Opportunities for business, health and the environment offered by superfast processors are huge – and so are the hurdles
The technology behind everyday computers such as smartphones and laptops has revolutionised modern life, to the extent that our day-to-day lives are unimaginable without it. But an alternative method of computing is advancing rapidly, and Boris Johnson is among the people who have noticed. He will need to push the boundaries of his linguistic dexterity to explain it.
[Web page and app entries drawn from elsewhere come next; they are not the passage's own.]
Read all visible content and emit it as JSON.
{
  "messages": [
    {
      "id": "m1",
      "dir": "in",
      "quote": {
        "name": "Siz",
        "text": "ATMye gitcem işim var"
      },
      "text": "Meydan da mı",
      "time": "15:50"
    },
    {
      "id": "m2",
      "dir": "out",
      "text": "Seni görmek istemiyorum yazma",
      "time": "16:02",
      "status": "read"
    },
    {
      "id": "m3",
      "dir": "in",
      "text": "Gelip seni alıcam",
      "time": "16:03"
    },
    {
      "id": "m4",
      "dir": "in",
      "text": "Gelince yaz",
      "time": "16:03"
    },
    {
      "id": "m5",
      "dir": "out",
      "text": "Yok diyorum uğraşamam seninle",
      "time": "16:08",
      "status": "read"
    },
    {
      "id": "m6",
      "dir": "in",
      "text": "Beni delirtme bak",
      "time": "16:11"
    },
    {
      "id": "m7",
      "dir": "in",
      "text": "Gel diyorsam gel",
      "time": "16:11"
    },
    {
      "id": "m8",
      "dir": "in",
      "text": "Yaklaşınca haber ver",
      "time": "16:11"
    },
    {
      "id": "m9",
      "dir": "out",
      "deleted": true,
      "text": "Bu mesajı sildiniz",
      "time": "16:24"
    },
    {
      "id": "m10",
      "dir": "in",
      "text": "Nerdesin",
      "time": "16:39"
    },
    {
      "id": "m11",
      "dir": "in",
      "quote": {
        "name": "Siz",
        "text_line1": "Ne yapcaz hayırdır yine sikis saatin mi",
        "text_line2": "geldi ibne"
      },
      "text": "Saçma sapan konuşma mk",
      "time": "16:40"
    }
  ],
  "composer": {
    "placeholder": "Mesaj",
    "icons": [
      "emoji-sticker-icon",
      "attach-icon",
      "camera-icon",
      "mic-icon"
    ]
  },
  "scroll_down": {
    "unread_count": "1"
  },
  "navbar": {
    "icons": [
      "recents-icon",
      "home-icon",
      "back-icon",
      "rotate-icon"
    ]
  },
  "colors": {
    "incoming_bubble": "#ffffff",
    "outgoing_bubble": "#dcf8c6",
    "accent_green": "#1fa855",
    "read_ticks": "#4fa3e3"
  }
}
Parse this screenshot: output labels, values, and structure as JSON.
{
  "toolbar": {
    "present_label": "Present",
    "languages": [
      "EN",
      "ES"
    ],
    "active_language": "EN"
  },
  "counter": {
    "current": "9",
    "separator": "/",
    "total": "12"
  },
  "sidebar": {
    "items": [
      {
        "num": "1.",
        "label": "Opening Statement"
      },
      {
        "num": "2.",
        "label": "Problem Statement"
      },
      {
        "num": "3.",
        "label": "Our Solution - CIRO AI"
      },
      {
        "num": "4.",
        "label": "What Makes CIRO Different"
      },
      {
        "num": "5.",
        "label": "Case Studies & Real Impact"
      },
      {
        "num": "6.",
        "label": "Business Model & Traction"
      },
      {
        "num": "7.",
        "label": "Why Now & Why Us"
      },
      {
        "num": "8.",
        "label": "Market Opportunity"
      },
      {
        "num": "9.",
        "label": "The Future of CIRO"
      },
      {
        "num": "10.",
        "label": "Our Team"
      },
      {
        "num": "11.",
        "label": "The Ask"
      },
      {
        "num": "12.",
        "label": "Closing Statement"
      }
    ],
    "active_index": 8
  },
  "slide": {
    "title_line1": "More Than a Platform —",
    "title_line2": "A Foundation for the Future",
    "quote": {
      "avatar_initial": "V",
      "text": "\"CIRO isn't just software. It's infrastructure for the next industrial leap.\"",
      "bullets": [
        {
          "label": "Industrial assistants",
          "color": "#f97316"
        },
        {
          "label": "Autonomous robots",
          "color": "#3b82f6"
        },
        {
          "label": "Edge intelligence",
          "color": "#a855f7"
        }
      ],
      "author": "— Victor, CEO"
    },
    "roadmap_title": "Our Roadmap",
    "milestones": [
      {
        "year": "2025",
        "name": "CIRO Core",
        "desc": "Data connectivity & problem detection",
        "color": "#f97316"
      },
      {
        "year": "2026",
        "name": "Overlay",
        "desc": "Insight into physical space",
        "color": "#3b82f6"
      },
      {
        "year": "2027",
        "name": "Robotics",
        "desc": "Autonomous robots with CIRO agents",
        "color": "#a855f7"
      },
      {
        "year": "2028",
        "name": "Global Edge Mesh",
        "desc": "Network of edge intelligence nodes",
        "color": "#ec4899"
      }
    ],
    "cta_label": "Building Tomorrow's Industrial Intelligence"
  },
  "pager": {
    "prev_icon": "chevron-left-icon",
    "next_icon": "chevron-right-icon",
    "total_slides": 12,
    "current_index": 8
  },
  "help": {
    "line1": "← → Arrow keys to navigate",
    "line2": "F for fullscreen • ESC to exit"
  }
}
Quantum computing is based on quantum physics, which looks at how the subatomic particles that make up the universe work. Last week, the prime minister promised the UK would “go big on quantum computing” by building a general-purpose quantum computer, and secure 50% of the global quantum computing market by 2040. The UK will need to get a move on though: big steps have been taken in the field this year by the technology superpowers of China and the US.